*** Block opens ***

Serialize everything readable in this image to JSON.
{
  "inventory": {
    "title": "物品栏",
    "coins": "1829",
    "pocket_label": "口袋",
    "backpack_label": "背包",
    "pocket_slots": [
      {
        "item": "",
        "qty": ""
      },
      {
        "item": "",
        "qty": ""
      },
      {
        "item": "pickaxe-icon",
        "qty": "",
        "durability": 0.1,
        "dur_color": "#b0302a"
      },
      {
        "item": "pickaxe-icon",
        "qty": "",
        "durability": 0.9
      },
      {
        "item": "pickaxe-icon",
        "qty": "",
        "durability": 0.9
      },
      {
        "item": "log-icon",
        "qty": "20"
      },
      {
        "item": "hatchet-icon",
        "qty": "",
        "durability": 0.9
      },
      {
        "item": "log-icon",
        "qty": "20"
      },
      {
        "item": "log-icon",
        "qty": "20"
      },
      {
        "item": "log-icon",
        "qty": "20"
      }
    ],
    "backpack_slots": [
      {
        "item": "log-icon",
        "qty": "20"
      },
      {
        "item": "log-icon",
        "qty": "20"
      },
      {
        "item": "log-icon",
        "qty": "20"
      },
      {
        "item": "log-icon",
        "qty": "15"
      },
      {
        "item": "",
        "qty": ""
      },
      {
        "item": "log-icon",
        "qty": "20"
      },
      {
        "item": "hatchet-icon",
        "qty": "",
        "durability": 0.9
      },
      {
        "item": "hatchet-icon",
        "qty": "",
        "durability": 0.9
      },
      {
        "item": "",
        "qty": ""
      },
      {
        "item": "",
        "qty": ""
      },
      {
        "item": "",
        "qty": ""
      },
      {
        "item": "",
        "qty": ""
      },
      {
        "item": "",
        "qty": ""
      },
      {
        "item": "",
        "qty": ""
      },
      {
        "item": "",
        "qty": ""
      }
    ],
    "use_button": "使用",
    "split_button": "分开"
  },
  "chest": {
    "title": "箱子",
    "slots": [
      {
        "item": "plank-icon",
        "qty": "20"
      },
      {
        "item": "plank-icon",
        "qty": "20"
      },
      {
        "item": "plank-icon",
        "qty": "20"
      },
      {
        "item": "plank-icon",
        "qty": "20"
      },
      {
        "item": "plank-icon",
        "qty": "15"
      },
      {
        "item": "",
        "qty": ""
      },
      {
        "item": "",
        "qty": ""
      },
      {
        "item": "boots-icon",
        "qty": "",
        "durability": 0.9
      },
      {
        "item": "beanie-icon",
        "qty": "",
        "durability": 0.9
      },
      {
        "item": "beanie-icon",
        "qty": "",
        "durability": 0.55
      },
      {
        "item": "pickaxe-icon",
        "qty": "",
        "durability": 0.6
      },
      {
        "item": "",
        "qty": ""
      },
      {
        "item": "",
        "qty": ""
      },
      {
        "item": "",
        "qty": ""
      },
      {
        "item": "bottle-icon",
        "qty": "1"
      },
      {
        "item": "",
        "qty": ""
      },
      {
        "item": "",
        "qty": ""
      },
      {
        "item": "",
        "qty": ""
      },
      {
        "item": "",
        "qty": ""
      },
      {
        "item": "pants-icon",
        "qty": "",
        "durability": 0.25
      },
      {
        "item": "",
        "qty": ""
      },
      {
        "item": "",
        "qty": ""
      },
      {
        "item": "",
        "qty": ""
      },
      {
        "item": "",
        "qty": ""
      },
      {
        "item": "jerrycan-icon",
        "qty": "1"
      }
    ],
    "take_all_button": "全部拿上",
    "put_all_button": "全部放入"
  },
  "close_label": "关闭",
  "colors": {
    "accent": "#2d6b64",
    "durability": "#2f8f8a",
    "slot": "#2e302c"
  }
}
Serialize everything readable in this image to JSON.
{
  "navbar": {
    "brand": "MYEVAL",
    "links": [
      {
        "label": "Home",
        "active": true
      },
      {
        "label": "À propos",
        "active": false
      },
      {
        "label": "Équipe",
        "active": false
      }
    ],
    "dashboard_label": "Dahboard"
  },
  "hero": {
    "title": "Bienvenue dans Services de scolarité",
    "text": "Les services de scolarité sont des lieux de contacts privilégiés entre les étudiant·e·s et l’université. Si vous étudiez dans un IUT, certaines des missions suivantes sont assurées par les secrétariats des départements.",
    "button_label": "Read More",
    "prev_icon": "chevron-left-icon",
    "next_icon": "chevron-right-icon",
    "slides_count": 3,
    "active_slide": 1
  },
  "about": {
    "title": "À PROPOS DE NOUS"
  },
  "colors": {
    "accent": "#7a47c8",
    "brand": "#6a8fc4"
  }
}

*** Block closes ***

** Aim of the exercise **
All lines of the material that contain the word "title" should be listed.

** Task answer **
    "title": "物品栏",
    "title": "箱子",
    "title": "Bienvenue dans Services de scolarité",
    "title": "À PROPOS DE NOUS"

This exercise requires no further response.